§ TASK ITEM:
On the basis of the records below, report how many lines contain the word "JSON". Nothing else should be given.

-------------------------

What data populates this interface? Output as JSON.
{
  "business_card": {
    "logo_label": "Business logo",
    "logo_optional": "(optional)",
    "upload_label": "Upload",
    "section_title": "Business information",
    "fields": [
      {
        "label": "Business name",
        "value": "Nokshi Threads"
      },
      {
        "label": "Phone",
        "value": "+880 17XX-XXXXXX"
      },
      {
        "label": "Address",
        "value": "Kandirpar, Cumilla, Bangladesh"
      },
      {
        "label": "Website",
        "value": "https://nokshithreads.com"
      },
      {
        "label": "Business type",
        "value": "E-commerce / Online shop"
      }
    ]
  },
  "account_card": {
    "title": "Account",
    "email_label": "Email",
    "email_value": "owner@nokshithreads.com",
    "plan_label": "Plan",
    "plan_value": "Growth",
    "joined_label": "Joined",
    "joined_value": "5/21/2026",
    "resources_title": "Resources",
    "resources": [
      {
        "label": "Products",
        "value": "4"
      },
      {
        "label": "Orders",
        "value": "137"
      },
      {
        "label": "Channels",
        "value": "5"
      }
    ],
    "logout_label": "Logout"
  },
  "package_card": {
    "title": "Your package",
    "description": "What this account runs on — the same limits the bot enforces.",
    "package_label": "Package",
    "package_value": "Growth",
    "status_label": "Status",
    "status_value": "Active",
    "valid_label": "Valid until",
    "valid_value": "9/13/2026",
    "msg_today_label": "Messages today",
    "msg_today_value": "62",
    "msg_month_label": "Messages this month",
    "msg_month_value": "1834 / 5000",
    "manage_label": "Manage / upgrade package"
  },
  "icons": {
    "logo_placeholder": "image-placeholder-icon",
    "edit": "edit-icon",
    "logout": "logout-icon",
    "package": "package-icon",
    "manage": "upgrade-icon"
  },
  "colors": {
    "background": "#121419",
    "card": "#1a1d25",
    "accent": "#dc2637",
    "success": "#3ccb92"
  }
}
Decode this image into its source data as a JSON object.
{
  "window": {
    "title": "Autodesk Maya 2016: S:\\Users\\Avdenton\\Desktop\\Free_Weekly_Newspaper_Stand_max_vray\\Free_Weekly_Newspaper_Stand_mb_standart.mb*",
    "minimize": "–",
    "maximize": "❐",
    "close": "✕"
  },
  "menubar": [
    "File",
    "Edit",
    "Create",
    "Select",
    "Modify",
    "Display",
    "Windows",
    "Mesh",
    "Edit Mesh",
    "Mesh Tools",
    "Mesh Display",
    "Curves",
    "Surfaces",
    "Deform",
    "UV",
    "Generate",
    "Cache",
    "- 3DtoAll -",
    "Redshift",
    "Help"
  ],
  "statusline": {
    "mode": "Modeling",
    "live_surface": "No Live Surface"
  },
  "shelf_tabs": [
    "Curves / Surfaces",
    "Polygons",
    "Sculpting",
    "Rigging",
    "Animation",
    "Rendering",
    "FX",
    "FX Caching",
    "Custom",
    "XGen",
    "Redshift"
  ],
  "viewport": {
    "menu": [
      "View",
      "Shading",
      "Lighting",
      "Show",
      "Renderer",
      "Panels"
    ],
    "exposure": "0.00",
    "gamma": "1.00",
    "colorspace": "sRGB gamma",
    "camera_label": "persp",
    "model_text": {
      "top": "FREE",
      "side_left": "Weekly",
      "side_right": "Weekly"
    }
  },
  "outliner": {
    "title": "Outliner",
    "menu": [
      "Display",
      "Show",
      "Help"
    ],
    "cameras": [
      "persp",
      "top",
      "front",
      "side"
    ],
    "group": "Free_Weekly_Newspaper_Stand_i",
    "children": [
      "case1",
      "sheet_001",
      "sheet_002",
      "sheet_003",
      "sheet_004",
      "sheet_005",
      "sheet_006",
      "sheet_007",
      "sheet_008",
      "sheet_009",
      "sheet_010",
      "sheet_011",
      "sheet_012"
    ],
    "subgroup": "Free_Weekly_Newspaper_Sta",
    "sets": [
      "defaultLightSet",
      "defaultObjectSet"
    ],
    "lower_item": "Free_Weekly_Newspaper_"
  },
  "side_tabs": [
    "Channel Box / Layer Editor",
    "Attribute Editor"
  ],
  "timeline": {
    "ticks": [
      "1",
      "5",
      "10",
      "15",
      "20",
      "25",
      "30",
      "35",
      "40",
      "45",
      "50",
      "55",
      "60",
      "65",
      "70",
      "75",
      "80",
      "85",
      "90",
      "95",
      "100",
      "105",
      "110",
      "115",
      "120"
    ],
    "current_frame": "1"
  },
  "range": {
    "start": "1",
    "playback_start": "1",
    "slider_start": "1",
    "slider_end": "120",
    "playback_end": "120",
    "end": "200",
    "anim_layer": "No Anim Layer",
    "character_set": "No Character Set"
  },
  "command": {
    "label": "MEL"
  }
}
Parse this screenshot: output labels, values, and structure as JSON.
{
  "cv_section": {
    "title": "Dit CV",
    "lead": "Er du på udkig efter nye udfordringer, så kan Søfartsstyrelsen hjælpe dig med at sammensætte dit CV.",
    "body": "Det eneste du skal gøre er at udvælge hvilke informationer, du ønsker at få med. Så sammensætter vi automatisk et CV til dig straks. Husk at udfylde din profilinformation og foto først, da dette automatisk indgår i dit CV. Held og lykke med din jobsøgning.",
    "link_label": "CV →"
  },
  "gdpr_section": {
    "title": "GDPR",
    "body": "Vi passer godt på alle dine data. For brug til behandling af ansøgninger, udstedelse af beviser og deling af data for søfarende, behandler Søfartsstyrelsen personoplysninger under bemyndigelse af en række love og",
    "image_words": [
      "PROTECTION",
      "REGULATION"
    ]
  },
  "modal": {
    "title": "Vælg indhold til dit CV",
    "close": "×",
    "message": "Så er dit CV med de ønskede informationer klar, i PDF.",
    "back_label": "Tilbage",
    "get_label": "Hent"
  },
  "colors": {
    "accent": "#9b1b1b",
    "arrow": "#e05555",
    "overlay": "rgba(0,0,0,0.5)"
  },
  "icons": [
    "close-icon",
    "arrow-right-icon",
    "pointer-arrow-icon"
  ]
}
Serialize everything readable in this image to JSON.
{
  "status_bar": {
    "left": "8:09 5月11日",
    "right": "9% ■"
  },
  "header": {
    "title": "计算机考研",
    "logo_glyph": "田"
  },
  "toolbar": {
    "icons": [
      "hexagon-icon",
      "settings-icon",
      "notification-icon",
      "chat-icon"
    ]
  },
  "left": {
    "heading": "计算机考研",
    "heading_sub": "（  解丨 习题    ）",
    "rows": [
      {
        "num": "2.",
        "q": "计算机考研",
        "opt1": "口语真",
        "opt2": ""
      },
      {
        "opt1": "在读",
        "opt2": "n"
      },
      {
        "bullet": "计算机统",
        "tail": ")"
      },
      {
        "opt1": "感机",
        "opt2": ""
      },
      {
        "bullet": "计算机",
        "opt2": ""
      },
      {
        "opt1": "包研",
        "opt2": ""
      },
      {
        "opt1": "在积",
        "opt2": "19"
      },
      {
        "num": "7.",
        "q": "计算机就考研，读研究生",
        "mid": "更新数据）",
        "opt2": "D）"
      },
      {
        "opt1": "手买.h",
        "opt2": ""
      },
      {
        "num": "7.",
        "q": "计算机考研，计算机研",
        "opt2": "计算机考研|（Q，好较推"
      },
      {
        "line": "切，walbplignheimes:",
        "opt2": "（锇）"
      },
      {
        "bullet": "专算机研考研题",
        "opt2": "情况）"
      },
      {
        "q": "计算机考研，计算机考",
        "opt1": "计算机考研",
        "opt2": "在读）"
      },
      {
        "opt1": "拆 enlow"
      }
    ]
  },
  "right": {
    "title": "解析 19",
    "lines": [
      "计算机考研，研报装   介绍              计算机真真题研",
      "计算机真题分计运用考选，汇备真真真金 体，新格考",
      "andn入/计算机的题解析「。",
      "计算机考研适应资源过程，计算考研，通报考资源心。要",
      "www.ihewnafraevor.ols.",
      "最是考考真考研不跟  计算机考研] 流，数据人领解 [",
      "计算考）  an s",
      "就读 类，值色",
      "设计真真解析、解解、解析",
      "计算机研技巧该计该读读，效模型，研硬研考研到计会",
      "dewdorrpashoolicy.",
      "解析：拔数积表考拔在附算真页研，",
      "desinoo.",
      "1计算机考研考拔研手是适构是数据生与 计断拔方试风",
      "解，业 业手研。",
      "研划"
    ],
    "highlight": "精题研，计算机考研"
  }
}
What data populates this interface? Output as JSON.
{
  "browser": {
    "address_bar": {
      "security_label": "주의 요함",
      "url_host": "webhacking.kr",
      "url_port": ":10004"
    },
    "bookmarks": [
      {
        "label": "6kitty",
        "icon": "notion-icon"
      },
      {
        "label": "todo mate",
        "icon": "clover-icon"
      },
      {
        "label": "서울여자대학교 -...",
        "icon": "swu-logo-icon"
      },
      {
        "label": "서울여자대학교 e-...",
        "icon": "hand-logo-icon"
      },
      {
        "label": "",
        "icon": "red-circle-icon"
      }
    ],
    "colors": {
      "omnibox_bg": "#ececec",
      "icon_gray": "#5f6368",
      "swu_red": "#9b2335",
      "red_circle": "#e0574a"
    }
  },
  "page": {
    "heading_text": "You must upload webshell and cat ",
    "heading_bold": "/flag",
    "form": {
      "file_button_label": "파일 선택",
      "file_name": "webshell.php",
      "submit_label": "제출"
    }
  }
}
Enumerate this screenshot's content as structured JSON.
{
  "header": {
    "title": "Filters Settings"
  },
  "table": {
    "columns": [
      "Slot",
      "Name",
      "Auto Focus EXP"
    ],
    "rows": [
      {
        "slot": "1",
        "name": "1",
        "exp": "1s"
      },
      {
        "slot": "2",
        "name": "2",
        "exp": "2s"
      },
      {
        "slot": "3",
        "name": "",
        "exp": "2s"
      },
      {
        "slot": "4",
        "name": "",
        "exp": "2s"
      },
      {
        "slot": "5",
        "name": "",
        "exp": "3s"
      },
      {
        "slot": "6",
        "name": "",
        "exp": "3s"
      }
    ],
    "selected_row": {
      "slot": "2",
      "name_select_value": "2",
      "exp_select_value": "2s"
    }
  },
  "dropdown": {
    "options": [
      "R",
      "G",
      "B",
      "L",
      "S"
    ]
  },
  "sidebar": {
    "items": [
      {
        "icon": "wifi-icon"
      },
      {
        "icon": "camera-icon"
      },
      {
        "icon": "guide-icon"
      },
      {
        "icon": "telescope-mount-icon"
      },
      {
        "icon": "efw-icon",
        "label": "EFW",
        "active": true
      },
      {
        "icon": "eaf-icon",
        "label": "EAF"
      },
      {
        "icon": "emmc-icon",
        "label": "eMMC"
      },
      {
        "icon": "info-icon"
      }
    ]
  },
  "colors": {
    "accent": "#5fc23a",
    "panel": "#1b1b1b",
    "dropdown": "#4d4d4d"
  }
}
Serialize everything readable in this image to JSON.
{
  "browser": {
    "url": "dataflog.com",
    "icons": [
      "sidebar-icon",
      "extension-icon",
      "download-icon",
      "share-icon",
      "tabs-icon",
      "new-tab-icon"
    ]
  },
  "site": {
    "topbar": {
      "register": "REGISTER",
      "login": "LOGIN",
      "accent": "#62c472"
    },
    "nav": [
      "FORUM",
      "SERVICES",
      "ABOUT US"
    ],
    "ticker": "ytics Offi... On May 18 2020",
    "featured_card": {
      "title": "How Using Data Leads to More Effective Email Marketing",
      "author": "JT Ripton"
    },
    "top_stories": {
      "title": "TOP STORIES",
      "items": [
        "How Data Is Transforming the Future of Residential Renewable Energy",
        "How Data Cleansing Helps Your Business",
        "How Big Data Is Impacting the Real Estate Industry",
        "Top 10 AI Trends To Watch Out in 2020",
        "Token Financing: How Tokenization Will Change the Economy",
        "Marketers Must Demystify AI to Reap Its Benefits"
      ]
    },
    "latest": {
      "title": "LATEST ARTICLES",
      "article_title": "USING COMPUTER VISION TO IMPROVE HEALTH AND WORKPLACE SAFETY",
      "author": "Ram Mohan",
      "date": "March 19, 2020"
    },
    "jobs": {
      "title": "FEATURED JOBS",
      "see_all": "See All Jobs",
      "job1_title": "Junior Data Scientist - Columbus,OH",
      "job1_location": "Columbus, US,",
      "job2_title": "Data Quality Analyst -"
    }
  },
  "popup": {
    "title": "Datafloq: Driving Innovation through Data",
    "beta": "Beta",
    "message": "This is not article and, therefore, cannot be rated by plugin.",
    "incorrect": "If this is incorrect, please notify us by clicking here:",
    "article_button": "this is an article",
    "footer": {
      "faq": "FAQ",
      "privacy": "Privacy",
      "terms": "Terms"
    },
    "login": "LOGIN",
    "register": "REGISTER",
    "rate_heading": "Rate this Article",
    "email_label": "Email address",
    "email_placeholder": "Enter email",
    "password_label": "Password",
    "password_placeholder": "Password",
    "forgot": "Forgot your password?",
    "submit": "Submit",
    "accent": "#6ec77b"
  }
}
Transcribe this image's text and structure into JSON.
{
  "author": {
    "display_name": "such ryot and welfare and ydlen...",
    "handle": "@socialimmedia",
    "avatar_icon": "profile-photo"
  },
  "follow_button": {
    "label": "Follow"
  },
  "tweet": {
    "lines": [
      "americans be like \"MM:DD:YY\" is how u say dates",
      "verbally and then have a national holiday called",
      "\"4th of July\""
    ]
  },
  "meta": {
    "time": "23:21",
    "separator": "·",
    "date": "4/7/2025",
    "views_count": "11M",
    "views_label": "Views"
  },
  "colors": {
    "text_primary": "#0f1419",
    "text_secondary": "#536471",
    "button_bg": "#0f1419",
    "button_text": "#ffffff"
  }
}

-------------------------

§ TASK SOLUTION:
8